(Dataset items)
○ ○ ○

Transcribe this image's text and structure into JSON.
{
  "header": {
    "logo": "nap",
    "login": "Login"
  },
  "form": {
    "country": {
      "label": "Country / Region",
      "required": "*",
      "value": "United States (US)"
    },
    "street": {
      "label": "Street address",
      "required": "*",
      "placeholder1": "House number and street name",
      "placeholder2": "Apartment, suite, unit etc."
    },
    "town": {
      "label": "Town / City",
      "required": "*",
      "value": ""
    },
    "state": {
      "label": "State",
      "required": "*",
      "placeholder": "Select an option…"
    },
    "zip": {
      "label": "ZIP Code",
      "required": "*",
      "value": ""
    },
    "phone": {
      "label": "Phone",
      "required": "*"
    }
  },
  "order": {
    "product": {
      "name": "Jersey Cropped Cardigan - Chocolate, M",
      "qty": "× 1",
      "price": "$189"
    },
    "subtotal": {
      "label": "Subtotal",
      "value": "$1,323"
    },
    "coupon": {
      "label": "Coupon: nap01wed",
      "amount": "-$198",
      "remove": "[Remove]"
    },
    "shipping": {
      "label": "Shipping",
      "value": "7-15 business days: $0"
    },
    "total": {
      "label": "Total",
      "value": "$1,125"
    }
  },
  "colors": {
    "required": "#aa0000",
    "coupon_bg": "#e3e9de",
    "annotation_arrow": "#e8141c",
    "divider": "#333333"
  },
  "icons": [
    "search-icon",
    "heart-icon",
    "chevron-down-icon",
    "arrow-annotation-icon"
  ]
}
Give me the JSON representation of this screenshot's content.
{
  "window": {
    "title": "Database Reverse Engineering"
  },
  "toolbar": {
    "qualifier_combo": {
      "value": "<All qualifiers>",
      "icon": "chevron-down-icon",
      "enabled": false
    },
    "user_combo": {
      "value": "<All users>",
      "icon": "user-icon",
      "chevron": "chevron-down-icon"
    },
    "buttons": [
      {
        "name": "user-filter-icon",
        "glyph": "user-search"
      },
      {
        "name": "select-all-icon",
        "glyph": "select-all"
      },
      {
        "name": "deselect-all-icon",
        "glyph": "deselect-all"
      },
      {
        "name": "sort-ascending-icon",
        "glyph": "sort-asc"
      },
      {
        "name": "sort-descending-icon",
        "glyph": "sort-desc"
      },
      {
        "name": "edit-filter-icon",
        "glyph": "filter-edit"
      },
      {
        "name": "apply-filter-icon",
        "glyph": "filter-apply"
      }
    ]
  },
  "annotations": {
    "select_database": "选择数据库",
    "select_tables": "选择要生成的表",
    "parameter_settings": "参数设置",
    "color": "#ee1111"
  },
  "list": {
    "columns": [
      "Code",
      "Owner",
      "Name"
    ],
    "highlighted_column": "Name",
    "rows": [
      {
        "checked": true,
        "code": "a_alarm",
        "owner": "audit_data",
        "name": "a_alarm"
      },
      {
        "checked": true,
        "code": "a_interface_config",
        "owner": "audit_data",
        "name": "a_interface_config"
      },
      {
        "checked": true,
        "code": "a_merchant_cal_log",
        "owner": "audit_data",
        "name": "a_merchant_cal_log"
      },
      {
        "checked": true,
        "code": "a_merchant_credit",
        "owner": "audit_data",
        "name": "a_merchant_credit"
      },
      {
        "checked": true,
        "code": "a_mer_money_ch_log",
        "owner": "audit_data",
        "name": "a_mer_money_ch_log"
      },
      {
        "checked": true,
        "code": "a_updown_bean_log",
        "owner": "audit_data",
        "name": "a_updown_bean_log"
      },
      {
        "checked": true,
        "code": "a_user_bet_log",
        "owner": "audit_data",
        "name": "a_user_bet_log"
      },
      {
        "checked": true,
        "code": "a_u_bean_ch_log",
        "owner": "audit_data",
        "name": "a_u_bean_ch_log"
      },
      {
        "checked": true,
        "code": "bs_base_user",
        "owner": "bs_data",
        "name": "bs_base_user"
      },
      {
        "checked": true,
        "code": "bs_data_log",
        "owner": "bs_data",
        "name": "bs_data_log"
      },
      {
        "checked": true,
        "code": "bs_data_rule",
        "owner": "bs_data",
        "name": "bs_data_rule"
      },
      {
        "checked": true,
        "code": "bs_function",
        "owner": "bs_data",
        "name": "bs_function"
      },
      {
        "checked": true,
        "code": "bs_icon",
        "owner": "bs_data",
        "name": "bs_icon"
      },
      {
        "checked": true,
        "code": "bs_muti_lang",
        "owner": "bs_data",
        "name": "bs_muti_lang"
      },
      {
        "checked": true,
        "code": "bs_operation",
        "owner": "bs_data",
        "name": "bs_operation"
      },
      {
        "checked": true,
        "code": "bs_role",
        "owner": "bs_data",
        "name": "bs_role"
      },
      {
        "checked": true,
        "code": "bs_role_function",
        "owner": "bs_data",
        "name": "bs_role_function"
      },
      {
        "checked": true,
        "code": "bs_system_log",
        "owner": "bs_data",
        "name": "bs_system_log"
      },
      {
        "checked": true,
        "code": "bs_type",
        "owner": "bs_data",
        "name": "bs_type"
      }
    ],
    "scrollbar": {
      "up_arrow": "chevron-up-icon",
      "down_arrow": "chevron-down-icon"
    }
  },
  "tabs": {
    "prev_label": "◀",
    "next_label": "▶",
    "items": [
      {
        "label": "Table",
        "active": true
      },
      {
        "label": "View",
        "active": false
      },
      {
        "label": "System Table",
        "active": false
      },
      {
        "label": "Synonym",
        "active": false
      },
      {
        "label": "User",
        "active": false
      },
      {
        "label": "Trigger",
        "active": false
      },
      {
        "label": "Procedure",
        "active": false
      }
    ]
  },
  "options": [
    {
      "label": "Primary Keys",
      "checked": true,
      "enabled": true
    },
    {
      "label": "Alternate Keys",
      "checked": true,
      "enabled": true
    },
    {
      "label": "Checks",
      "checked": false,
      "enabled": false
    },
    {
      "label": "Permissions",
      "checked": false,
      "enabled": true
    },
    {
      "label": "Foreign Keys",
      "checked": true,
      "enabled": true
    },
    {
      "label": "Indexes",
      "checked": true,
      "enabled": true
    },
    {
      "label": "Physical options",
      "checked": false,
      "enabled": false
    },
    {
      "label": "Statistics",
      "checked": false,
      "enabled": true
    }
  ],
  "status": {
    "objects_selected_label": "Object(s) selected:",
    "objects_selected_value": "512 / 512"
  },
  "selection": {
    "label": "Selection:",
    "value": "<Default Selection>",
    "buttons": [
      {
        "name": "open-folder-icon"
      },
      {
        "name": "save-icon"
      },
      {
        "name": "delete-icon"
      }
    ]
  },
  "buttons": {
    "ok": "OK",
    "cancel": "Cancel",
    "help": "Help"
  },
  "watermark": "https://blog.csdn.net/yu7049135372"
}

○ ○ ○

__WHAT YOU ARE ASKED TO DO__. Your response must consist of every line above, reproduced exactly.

__EXERCISE RESULT__.
Transcribe this image's text and structure into JSON.
{
  "header": {
    "logo": "nap",
    "login": "Login"
  },
  "form": {
    "country": {
      "label": "Country / Region",
      "required": "*",
      "value": "United States (US)"
    },
    "street": {
      "label": "Street address",
      "required": "*",
      "placeholder1": "House number and street name",
      "placeholder2": "Apartment, suite, unit etc."
    },
    "town": {
      "label": "Town / City",
      "required": "*",
      "value": ""
    },
    "state": {
      "label": "State",
      "required": "*",
      "placeholder": "Select an option…"
    },
    "zip": {
      "label": "ZIP Code",
      "required": "*",
      "value": ""
    },
    "phone": {
      "label": "Phone",
      "required": "*"
    }
  },
  "order": {
    "product": {
      "name": "Jersey Cropped Cardigan - Chocolate, M",
      "qty": "× 1",
      "price": "$189"
    },
    "subtotal": {
      "label": "Subtotal",
      "value": "$1,323"
    },
    "coupon": {
      "label": "Coupon: nap01wed",
      "amount": "-$198",
      "remove": "[Remove]"
    },
    "shipping": {
      "label": "Shipping",
      "value": "7-15 business days: $0"
    },
    "total": {
      "label": "Total",
      "value": "$1,125"
    }
  },
  "colors": {
    "required": "#aa0000",
    "coupon_bg": "#e3e9de",
    "annotation_arrow": "#e8141c",
    "divider": "#333333"
  },
  "icons": [
    "search-icon",
    "heart-icon",
    "chevron-down-icon",
    "arrow-annotation-icon"
  ]
}
Give me the JSON representation of this screenshot's content.
{
  "window": {
    "title": "Database Reverse Engineering"
  },
  "toolbar": {
    "qualifier_combo": {
      "value": "<All qualifiers>",
      "icon": "chevron-down-icon",
      "enabled": false
    },
    "user_combo": {
      "value": "<All users>",
      "icon": "user-icon",
      "chevron": "chevron-down-icon"
    },
    "buttons": [
      {
        "name": "user-filter-icon",
        "glyph": "user-search"
      },
      {
        "name": "select-all-icon",
        "glyph": "select-all"
      },
      {
        "name": "deselect-all-icon",
        "glyph": "deselect-all"
      },
      {
        "name": "sort-ascending-icon",
        "glyph": "sort-asc"
      },
      {
        "name": "sort-descending-icon",
        "glyph": "sort-desc"
      },
      {
        "name": "edit-filter-icon",
        "glyph": "filter-edit"
      },
      {
        "name": "apply-filter-icon",
        "glyph": "filter-apply"
      }
    ]
  },
  "annotations": {
    "select_database": "选择数据库",
    "select_tables": "选择要生成的表",
    "parameter_settings": "参数设置",
    "color": "#ee1111"
  },
  "list": {
    "columns": [
      "Code",
      "Owner",
      "Name"
    ],
    "highlighted_column": "Name",
    "rows": [
      {
        "checked": true,
        "code": "a_alarm",
        "owner": "audit_data",
        "name": "a_alarm"
      },
      {
        "checked": true,
        "code": "a_interface_config",
        "owner": "audit_data",
        "name": "a_interface_config"
      },
      {
        "checked": true,
        "code": "a_merchant_cal_log",
        "owner": "audit_data",
        "name": "a_merchant_cal_log"
      },
      {
        "checked": true,
        "code": "a_merchant_credit",
        "owner": "audit_data",
        "name": "a_merchant_credit"
      },
      {
        "checked": true,
        "code": "a_mer_money_ch_log",
        "owner": "audit_data",
        "name": "a_mer_money_ch_log"
      },
      {
        "checked": true,
        "code": "a_updown_bean_log",
        "owner": "audit_data",
        "name": "a_updown_bean_log"
      },
      {
        "checked": true,
        "code": "a_user_bet_log",
        "owner": "audit_data",
        "name": "a_user_bet_log"
      },
      {
        "checked": true,
        "code": "a_u_bean_ch_log",
        "owner": "audit_data",
        "name": "a_u_bean_ch_log"
      },
      {
        "checked": true,
        "code": "bs_base_user",
        "owner": "bs_data",
        "name": "bs_base_user"
      },
      {
        "checked": true,
        "code": "bs_data_log",
        "owner": "bs_data",
        "name": "bs_data_log"
      },
      {
        "checked": true,
        "code": "bs_data_rule",
        "owner": "bs_data",
        "name": "bs_data_rule"
      },
      {
        "checked": true,
        "code": "bs_function",
        "owner": "bs_data",
        "name": "bs_function"
      },
      {
        "checked": true,
        "code": "bs_icon",
        "owner": "bs_data",
        "name": "bs_icon"
      },
      {
        "checked": true,
        "code": "bs_muti_lang",
        "owner": "bs_data",
        "name": "bs_muti_lang"
      },
      {
        "checked": true,
        "code": "bs_operation",
        "owner": "bs_data",
        "name": "bs_operation"
      },
      {
        "checked": true,
        "code": "bs_role",
        "owner": "bs_data",
        "name": "bs_role"
      },
      {
        "checked": true,
        "code": "bs_role_function",
        "owner": "bs_data",
        "name": "bs_role_function"
      },
      {
        "checked": true,
        "code": "bs_system_log",
        "owner": "bs_data",
        "name": "bs_system_log"
      },
      {
        "checked": true,
        "code": "bs_type",
        "owner": "bs_data",
        "name": "bs_type"
      }
    ],
    "scrollbar": {
      "up_arrow": "chevron-up-icon",
      "down_arrow": "chevron-down-icon"
    }
  },
  "tabs": {
    "prev_label": "◀",
    "next_label": "▶",
    "items": [
      {
        "label": "Table",
        "active": true
      },
      {
        "label": "View",
        "active": false
      },
      {
        "label": "System Table",
        "active": false
      },
      {
        "label": "Synonym",
        "active": false
      },
      {
        "label": "User",
        "active": false
      },
      {
        "label": "Trigger",
        "active": false
      },
      {
        "label": "Procedure",
        "active": false
      }
    ]
  },
  "options": [
    {
      "label": "Primary Keys",
      "checked": true,
      "enabled": true
    },
    {
      "label": "Alternate Keys",
      "checked": true,
      "enabled": true
    },
    {
      "label": "Checks",
      "checked": false,
      "enabled": false
    },
    {
      "label": "Permissions",
      "checked": false,
      "enabled": true
    },
    {
      "label": "Foreign Keys",
      "checked": true,
      "enabled": true
    },
    {
      "label": "Indexes",
      "checked": true,
      "enabled": true
    },
    {
      "label": "Physical options",
      "checked": false,
      "enabled": false
    },
    {
      "label": "Statistics",
      "checked": false,
      "enabled": true
    }
  ],
  "status": {
    "objects_selected_label": "Object(s) selected:",
    "objects_selected_value": "512 / 512"
  },
  "selection": {
    "label": "Selection:",
    "value": "<Default Selection>",
    "buttons": [
      {
        "name": "open-folder-icon"
      },
      {
        "name": "save-icon"
      },
      {
        "name": "delete-icon"
      }
    ]
  },
  "buttons": {
    "ok": "OK",
    "cancel": "Cancel",
    "help": "Help"
  },
  "watermark": "https://blog.csdn.net/yu7049135372"
}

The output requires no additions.